drwxr-xr-x.  2 root root     4096 Apr  1 12:38 dev
-rw-r--r--.  1 root root        2 Mar 29 13:49 early_cpio
drwxr-xr-x.  9 root root     4096 Apr  1 12:38 etc
lrwxrwxrwx.  1 root root       23 Apr  1 12:38 init -> usr/lib/systemd/systemd
-rw-r--r--.  1 root root 43074399 Apr  1 12:35 initramfs-tmp.img
drwxr-xr-x.  3 root root     4096 Mar 29 13:49 kernel

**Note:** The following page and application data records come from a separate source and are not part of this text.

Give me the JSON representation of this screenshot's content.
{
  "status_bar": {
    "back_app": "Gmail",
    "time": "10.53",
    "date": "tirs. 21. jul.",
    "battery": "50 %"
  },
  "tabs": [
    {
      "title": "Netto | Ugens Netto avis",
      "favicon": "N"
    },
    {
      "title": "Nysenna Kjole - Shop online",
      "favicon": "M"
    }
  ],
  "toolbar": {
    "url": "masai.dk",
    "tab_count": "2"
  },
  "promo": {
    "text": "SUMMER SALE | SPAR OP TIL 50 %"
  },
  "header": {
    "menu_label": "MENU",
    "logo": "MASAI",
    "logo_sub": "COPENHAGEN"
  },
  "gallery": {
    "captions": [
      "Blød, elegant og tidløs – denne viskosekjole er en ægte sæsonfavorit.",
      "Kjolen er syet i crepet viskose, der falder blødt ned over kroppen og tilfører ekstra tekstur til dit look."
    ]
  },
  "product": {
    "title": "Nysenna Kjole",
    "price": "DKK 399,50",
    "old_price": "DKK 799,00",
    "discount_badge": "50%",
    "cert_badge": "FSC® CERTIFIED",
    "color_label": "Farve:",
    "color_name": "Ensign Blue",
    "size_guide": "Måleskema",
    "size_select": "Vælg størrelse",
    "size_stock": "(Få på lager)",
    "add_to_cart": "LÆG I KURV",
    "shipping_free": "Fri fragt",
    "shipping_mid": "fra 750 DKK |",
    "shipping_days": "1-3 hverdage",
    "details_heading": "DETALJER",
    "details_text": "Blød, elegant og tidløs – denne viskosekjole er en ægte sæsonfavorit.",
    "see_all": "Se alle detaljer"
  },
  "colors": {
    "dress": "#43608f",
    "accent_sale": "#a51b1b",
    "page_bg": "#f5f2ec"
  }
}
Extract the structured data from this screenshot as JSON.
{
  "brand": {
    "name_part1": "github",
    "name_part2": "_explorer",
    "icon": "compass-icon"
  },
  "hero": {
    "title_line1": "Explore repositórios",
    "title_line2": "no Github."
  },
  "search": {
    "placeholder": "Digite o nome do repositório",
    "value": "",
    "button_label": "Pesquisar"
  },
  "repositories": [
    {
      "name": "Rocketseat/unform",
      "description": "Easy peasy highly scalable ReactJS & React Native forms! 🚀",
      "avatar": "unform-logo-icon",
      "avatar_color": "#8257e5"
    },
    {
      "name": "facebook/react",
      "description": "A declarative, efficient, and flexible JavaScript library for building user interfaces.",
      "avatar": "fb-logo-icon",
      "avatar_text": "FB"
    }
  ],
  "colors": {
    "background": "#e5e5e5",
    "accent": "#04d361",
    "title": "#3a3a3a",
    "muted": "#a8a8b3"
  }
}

lrwxrwxrwx.  1 root root        7 Apr  1 12:38 lib -> usr/lib
lrwxrwxrwx.  1 root root        9 Apr  1 12:38 lib64 -> usr/lib64
drwxr-xr-x.  2 root root     4096 Mar 29 13:49 proc
drwxr-xr-x.  2 root root     4096 Mar 29 13:49 root
drwxr-xr-x.  2 root root     4096 Mar 29 13:49 run
lrwxrwxrwx.  1 root root        8 Apr  1 12:38 sbin -> usr/sbin
-rwxr-xr-x.  1 root root     3117 Nov  2 17:40 shutdown
drwxr-xr-x.  2 root root     4096 Mar 29 13:49 sys
drwxr-xr-x.  2 root root     4096 Mar 29 13:49 sysroot
drwxr-xr-x.  2 root root     4096 Mar 29 13:49 tmp
drwxr-xr-x.  7 root root     4096 Apr  1 12:38 usr
drwxr-xr-x.  3 root root     4096 Apr  1 12:38 var